Files: Algorithms are supplied in two files: The prolog (*.pro) and the actual algorithm implementation visible to the user (*.alg). The prolog contains declaration which allow for 'nicer' code in the algorithm, subroutines specific to the algorithm which should not be visible to the user, variables, and a proper setup of the animation engine.

Before running: Making sure we have the right graph If you have a statement like self.NeededProperties({propName1:value1, propName2:value2,...]}) Gato will check that the graph the user selected has the specified values for all the properties in the dictionary. Note, this is currently not supported by Gato's file format.

Setting breakpoints: With

  self.SetBreakpoints([7,9,2])
you can switch on breakpoints at educationally sensible points of the algorithm.

Using Animated Data Structures: Typical data structures like stacks and queues etc. have animated counter parts. If you say

  Q = AnimatedVertexQueue()
putting a vertex v on the queue
  Q.Append(v)
will color it in the color cColorOnQueue (defined in GatoGlobals.py) and removing it with the command
  v = Q.Top()
will color it in the color cRemovedFromQueue.

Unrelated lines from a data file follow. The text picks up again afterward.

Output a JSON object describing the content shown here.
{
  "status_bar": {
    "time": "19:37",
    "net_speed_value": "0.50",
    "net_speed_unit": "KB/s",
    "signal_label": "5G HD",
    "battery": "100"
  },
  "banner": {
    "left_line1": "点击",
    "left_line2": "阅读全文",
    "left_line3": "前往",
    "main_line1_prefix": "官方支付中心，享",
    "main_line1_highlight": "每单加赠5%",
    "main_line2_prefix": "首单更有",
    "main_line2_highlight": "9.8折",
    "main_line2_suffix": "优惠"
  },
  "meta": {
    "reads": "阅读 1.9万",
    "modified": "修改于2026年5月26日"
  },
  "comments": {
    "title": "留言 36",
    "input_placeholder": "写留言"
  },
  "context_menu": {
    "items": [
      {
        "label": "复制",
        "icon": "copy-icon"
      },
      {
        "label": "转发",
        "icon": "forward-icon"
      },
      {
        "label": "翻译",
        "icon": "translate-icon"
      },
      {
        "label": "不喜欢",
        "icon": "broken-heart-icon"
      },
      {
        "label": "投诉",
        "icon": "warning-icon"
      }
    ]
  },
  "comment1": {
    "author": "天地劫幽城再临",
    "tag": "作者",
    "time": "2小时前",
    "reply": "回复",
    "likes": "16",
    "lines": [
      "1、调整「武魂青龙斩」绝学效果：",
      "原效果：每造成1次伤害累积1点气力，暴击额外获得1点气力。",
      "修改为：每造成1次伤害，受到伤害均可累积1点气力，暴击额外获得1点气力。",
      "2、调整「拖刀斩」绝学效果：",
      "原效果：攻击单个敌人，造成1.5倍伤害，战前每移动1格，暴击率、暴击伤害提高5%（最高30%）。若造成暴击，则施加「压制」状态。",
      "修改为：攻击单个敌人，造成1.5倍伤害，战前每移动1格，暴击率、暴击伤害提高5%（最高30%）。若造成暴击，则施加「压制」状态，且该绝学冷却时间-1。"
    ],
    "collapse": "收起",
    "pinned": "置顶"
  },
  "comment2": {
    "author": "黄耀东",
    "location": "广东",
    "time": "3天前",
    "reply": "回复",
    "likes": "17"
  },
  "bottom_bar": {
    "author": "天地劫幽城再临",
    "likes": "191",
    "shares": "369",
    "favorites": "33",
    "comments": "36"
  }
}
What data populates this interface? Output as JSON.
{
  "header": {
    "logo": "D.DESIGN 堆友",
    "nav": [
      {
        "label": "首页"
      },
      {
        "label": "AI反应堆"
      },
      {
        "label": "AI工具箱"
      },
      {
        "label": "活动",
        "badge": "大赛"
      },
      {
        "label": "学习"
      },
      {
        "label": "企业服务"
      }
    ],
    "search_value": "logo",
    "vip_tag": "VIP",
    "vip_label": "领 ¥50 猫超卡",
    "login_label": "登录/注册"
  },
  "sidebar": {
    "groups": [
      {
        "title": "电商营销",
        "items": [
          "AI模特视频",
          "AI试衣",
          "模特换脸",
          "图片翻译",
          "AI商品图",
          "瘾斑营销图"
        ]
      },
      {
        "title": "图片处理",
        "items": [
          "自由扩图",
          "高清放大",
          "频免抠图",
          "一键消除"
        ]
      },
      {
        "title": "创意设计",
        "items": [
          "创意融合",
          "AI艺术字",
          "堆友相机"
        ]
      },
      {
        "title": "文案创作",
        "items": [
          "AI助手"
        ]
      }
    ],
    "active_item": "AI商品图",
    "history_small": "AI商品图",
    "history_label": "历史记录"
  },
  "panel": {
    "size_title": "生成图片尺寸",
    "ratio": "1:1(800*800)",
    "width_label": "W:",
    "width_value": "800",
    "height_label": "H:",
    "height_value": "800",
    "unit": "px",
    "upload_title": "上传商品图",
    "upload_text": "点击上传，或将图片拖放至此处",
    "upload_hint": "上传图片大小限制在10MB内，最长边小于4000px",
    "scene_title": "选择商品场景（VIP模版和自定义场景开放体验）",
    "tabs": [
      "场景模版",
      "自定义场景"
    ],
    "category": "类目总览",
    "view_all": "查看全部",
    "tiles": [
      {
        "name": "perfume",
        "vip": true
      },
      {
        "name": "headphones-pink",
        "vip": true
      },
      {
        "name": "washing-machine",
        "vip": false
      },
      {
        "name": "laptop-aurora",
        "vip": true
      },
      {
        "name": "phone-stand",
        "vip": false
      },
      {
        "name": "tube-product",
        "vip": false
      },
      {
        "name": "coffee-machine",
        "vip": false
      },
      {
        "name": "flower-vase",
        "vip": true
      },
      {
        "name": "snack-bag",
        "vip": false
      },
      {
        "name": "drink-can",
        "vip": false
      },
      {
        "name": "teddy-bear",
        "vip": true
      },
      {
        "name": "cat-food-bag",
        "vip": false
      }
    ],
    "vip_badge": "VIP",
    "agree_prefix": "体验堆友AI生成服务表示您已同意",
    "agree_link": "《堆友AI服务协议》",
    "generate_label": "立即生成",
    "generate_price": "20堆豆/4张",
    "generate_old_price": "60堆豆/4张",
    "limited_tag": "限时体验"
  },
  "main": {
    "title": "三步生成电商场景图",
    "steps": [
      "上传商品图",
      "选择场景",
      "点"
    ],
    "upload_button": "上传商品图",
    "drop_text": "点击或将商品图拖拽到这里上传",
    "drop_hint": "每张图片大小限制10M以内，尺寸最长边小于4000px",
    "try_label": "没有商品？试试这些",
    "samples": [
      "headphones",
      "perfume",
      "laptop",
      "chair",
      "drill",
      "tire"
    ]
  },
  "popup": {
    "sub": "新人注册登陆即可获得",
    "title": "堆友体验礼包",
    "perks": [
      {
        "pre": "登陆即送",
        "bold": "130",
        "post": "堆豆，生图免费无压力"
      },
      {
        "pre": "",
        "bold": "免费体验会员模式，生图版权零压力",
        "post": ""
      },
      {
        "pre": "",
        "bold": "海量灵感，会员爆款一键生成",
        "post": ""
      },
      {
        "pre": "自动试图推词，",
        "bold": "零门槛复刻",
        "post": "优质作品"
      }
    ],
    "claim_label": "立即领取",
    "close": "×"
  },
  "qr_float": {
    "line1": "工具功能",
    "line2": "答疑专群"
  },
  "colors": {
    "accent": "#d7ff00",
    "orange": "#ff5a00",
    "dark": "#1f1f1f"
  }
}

So an ordinary breadth-first-search will give you a reasonable visualisation just by replacing the Queue by an AnimatedVertexQueue.

Interacting with the user: You can the user allow to select a vertex or an edge by calling

  v = self.PickVertex()
  e = self.PickEdge()
These functions take an optional argument for a callback function.